Fourteen died, 13 at the scene and one on the way to hospital; 16 others were injured.
The bus from Johor Baru to Kuala Lumpur recently crashed in Pagoh, Johor, in the wee hours of the morning.
And yet, despite the obvious need for passengers to be properly harnessed to their seats in this instance, at least, the authorities are saying that making seat belts mandatory in express buses is a matter still under discussion!
The worst fatal crash, however, happened in 2013 when 37 passengers died and 16 were injured on the way down from Genting Highlands.
In the first seven months alone following the Genting tragedy, there were 12 accidents causing 13 deaths and many injuries.
There was even a report by an independent advisory panel on the Genting Highlands crash with 51 recommendations made.
Primary among them was the setting up of a National Transport Safety Board (NTSB) to “advise, investigate, analyse and report” to the transport minister.
Three years on and another major, needless catastrophe, the chairman of the Malaysian Institute of Road Safety is still urging that the NTSB be set up. Of course, the blasé attitude of those responsible, who can quite nonchalantly quip that seat belts are a matter still being discussed, makes the slow progress of implementing the recommendations of the report unsurprising.
As usual, after the event, the public is told that the operator has outstanding summonses.
The same was true with the Genting accident. The knee-jerk reaction is to suspend operations. A bit too late really. Innocent lives have been lost.
Why were the summonses not followed up immediately? Surely, if the Road Transport Department is on the ball, then because this involves public transportation, whatever transgression caused, the summons to be issued must be immediately rectified.
The Genting crash report identified systemic problems, including roads that do not conform to safety standards.
Of course, poor maintenance of the bus itself was a problem. Even then, to shut down the operator appeared to be a conundrum for the then acting transport minister. To be held to ransom on account of shortage of operators is dangerous when they are knowingly negligent.
Safety of passengers is paramount, which means operators must be held to account when things go wrong.
For example, who compensates the victims? Or are they compensated at all? Much is being said about developing a fully integrated, efficient public transport system for the country.
Are operators fully insured to bear liabilities? Or is it all being run on a shoestring budget by a small family operation out of their home or a miserable makeshift office?

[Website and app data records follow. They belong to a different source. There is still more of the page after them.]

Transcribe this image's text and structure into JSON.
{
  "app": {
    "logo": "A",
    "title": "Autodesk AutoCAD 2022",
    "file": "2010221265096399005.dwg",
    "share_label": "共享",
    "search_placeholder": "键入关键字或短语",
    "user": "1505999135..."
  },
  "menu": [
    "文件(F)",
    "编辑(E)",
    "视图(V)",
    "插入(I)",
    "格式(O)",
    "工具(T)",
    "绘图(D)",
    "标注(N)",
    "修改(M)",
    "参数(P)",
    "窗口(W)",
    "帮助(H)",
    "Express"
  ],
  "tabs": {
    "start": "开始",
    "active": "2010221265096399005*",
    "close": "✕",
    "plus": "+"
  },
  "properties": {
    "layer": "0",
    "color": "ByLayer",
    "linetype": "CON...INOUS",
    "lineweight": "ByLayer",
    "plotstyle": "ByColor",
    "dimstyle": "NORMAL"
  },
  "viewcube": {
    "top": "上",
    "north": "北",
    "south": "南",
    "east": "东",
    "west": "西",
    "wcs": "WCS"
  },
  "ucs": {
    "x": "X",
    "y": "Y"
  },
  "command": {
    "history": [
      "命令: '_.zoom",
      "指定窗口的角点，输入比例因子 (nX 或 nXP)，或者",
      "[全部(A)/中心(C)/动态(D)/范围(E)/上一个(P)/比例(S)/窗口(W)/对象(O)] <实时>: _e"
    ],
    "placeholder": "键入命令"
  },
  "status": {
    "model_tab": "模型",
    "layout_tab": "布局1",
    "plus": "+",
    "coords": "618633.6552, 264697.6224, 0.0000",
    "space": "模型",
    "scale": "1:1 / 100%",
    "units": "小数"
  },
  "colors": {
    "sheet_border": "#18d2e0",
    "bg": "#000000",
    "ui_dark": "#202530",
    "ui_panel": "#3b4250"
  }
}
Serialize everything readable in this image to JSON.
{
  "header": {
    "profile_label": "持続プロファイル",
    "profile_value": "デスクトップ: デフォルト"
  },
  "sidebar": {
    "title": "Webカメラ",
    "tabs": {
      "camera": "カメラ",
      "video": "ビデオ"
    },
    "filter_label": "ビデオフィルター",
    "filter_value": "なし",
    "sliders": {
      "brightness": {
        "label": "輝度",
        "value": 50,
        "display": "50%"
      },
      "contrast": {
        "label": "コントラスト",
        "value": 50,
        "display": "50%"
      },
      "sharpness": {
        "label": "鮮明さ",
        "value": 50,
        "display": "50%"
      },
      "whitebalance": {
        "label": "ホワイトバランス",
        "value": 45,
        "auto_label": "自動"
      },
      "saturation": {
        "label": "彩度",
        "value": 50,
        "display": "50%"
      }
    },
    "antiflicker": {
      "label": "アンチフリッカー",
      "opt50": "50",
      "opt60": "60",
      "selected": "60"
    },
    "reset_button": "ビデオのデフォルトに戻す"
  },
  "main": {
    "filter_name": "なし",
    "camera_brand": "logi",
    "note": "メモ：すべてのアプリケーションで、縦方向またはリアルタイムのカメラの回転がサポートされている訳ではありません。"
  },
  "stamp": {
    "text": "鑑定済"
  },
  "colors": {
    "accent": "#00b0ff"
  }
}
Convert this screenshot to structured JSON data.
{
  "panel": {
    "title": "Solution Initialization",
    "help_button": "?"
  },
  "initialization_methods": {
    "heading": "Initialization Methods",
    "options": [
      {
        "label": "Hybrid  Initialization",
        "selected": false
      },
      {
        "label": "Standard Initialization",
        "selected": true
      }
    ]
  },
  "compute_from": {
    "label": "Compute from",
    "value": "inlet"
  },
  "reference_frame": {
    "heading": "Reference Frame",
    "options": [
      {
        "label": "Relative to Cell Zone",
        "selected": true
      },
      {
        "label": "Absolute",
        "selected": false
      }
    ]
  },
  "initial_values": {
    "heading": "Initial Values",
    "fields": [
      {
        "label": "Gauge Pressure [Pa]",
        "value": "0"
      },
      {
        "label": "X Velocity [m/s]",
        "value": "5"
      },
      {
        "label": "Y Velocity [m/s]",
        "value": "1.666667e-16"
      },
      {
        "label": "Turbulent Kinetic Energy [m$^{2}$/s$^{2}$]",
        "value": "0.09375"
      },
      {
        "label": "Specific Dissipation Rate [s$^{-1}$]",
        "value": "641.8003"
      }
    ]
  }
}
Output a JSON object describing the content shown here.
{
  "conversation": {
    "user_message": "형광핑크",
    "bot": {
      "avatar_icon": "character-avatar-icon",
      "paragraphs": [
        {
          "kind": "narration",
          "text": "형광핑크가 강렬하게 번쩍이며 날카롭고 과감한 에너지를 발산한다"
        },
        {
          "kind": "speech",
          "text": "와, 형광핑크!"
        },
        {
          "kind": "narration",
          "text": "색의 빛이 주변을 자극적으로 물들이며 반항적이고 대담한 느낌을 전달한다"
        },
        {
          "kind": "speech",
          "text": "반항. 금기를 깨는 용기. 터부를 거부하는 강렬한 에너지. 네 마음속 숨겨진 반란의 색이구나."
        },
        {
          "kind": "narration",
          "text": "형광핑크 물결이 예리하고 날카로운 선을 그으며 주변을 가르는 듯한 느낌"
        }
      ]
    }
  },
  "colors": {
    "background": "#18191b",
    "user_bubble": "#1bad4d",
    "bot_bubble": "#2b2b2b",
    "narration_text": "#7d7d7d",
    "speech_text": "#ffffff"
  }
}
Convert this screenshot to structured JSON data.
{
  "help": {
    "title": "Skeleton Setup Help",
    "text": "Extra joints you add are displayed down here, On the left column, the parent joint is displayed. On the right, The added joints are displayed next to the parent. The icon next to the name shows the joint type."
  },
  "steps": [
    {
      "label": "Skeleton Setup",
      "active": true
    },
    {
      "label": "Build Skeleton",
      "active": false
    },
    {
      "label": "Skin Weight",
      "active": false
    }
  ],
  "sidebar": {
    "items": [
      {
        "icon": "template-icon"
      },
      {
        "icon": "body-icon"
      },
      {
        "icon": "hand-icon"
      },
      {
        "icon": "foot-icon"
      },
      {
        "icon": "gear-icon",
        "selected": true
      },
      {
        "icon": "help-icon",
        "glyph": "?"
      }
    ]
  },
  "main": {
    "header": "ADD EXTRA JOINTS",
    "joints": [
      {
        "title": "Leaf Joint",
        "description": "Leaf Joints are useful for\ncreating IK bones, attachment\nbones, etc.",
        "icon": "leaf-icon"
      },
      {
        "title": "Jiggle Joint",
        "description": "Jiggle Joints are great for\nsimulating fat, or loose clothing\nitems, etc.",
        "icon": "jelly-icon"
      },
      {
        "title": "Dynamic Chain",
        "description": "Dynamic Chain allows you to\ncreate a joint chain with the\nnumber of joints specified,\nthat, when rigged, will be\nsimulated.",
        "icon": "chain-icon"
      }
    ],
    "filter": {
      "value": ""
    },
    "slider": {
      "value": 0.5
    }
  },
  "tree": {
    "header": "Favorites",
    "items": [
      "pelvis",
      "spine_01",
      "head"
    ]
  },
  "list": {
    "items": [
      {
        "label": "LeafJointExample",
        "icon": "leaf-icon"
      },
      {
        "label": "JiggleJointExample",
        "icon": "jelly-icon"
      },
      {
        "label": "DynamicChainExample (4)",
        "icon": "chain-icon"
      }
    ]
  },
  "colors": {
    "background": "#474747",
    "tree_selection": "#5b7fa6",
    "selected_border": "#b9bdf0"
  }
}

Malaysia requires a radical mindset transformation, where standards are set in stone, especially where public safety is concerned.
Operating licences with uncompromising safety regulations are sorely needed, and where deaths caused by negligence is manslaughter.